Just a few months after my third C-section, and for reasons still unknown, I hopped onto a skateboard at a friend’s house. The prospect of socializing in person after a long period of isolation with family must have altered my risk-reward analysis. I fell off the board just as quickly as my debut began, and when I landed, I knew immediately that something was wrong.
The surge of adrenaline moved up my leg and into my core like an express elevator, and even though my friend pleaded with me to get up and shake it off, the most I could do was roll to the side and take a few deep breaths. Later, an X-ray confirmed that I’d broken my left fibula. “You’re lucky,” my doctor said. “A few millimeters more and you’d need surgery.”
I tried to keep the doctor’s words in mind — “I’m lucky, I’m lucky,” I’d say as I hauled myself around our house on crutches, asking my husband for help with nearly everything. Right before my accident, things were finally starting to get easier: we settled into a routine with the baby, the big kids were back in school after a spring of remote learning, and since recovering from abdominal surgery, I had started jogging again, a practice I’ve always clung to for the mental health benefits. Now, my husband had to help me get the baby in and out of the car, a shower felt like a Herculean effort, and every cuddle with my older children started with “be careful with mom’s leg.”
Despite my husband’s best after-work efforts, the laundry piled up, the dishes languished in the sink, and food debris collected on the floors in quantities that could feed an ant colony.
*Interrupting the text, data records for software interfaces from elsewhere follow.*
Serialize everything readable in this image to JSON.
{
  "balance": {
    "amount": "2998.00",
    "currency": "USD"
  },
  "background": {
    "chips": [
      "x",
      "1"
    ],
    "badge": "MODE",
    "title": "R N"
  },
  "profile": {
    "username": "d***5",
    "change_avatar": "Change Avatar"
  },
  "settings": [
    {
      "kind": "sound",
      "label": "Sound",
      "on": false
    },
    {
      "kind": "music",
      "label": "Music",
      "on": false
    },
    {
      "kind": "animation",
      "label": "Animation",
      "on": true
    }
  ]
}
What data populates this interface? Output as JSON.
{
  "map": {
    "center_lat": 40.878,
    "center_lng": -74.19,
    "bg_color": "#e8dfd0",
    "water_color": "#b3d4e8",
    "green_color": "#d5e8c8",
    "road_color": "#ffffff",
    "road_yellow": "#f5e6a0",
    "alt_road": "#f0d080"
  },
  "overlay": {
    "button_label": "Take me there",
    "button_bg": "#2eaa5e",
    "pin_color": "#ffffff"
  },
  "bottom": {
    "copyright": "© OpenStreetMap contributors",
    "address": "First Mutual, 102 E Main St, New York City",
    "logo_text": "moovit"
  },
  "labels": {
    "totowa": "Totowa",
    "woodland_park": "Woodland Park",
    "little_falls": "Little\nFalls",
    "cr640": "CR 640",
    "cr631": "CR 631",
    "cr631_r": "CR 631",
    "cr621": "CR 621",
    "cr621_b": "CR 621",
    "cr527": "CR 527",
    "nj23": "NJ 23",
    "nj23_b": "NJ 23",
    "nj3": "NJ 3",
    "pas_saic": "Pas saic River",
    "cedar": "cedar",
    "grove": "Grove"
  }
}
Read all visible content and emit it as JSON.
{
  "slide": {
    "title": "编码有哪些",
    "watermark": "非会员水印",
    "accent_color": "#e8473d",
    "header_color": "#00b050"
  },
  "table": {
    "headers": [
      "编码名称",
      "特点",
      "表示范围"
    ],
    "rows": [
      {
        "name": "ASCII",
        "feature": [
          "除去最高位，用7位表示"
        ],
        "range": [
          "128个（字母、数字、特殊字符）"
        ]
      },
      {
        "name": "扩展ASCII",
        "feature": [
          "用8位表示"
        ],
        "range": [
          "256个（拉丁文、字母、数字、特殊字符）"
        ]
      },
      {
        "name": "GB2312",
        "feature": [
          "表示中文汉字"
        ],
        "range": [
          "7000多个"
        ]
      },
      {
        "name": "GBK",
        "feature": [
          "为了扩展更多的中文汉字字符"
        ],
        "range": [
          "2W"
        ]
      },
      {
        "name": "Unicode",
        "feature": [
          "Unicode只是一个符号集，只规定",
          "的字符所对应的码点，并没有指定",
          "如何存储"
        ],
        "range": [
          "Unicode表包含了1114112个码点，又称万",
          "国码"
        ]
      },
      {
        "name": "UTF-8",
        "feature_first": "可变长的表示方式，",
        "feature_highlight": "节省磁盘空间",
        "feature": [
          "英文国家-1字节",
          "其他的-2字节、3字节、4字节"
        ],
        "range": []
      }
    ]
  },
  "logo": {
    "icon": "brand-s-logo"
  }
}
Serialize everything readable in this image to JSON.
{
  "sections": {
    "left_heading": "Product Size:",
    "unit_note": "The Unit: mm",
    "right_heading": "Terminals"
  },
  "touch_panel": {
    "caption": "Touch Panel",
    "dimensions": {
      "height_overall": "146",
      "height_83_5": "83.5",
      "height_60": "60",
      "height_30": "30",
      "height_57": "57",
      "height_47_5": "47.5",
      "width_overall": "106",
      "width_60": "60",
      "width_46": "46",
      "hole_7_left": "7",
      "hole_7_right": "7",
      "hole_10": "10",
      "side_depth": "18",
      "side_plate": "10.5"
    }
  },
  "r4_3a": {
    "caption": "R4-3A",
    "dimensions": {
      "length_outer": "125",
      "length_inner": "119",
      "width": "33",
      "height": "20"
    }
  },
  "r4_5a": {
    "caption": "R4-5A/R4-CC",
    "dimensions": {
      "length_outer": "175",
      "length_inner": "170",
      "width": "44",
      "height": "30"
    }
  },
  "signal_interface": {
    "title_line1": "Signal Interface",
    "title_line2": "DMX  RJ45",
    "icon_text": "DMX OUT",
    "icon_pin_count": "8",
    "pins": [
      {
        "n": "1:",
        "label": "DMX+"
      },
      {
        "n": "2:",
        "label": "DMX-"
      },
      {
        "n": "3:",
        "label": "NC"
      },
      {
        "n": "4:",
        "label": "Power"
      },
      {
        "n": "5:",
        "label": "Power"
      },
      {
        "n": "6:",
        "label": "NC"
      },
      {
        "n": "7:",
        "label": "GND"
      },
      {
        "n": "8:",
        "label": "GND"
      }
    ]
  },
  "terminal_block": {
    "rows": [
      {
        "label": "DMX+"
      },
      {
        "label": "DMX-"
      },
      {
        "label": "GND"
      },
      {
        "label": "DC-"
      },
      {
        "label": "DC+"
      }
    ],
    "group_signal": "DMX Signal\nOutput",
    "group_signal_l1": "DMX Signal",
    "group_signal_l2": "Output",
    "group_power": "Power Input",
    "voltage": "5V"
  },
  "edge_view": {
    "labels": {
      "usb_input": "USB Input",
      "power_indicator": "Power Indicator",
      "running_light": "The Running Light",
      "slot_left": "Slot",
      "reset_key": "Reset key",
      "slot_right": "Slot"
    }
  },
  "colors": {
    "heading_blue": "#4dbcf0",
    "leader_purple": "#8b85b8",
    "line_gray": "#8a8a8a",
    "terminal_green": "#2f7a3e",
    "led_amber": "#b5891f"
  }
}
We were both exhausted from adapting to the “fluid situation” unfolding around us, and my husband, who had just taken excellent care of me after surgery while trying to keep up with work and the kids’ remote learning, was dealing with caregiver burnout. My own mood dipped lower and lower without my usual coping mechanisms: movement and rest. In short, I wasn’t feeling very lucky.
After an initial period of wallowing, I mastered pushing the stroller with the aid of one crutch to move the baby from room to room. We set up diaper stations in multiple locations, and yes, I wore a fanny pack full of supplies. Putting the dishes away in their respective cabinets was too much, but I could at least unload them onto the counter. Netflix and a seat on the couch made folding laundry more efficient than even before. Despite these adaptations, I still longed to move my body reflexively, to jog until I felt good. “The mental part is often the hardest thing about this type of injury,” my doctor said. Desperate, I turned to the internet and found Caroline Jordan’s Chair Cardio. Punching and kicking from the comfort of a chair at the kitchen table never quite felt natural, but I’d finally found something to raise my heart rate and my mood.
Ten long weeks later, my doctor cleared me to walk longer distances and ride a bike, which I eased back into gladly. I never went to physical therapy as prescribed, though, because it was winter and I was busy with the kids and the holidays. Most laughably, I figured I’d research therapy and do it on my own.
Three months later, still in pain and with restricted range of motion in my ankle, I took my kids to a playground where through a stroke of good luck, I met a physical therapist, Angela Park-Sheldon. We talked about my injury, and she offered to come to my home to help me. Within two sessions, I noticed improvement, and by six sessions, I felt dramatic changes. Best of all, Angela encouraged me to jog, at first in several minute sets with a period of walking between.
Recently, my friend’s husband strapped on his rollerblades for the first time in decades, and after a glorious downhill acceleration, he fell and broke his wrist so badly he needed multiple surgeries. Something about the last year must have encouraged a misguided confidence in our athletic abilities. Or maybe it’s that skateboards and rollerblades are inherently dangerous. Either way, the thing about injuring myself while still nursing an infant who doesn’t sleep well and caring for two other children during a pandemic is that I really didn’t have any reserves from which to draw. Without my usual coping mechanisms, I needed to dig much deeper than I thought was possible.
Finding a physical outlet that accommodated my injury and finally getting into physical therapy were crucial to my recovery. The other day I jogged three miles straight for the first time in over a year … and for the first time, I actually believe it when I tell myself I’m lucky.